So then, as we come to the start of a new year I think it is important for us to stop and ask ourselves why are we teaching, why are we teaching here at John Paul II prep, and what is the goal of our teaching.
 Jn 8:32
 Paul Scalia. That Nothing May Be Lost. San Francisco: Ignatius Press (2017) Pg 64
 University of Mary, From Christendom to Apostolic Mission: Pastoral Startigies for an Apostolic Age. Bismarck: University of Mary Press (2020) 86.
 John Paul. 1998. Encyclical letter, Fides et ratio, of the supreme pontiff John Paul II: to the bishops of the Catholic Church on the relationship between faith and reason. Boston: Pauline Books and media. Introduction.
 Jn 14:6
 Cardinal Albert Vanhoe. Our Priest is Christ. (1969). Pg 49.
 Joseph Cardinal Ratzinger. Behold The Pierced One. San Francisco: Ignatius. (1986). Pg 43.
 GK. Chesterton. Orthodoxy 1905 Reprint in Lexington, KY April 2013. Pg. 30
 Pope Benedict XVI. Caritas in Veritate. Washington DC: US Conference of Catholic Bishops. (2009) Par 74.
 Matthew 22:37-39
 Robert Cardinal Sarah. God or Nothing: A Conversation on Faith with Nicolas Dias San Francisco: Ignatius (2015) pg 181.
 Mary Agreda.

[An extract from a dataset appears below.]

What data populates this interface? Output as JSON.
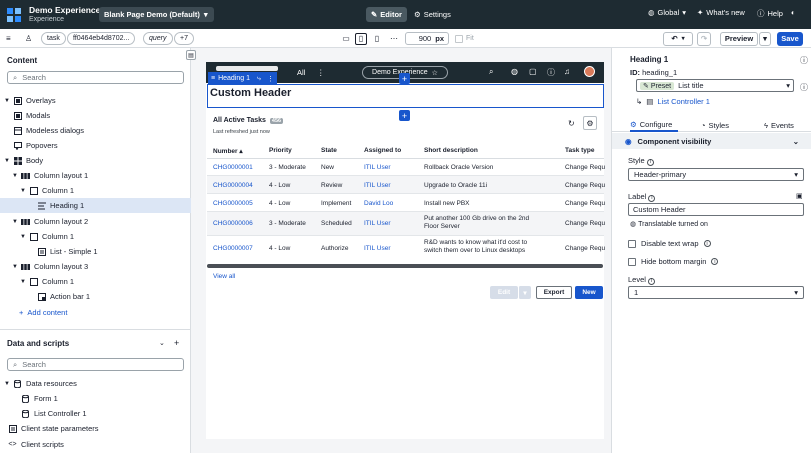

The Mystical City of God Vol 1. Tan Books and Publishers Inc: Rockford, 2006. Pg 323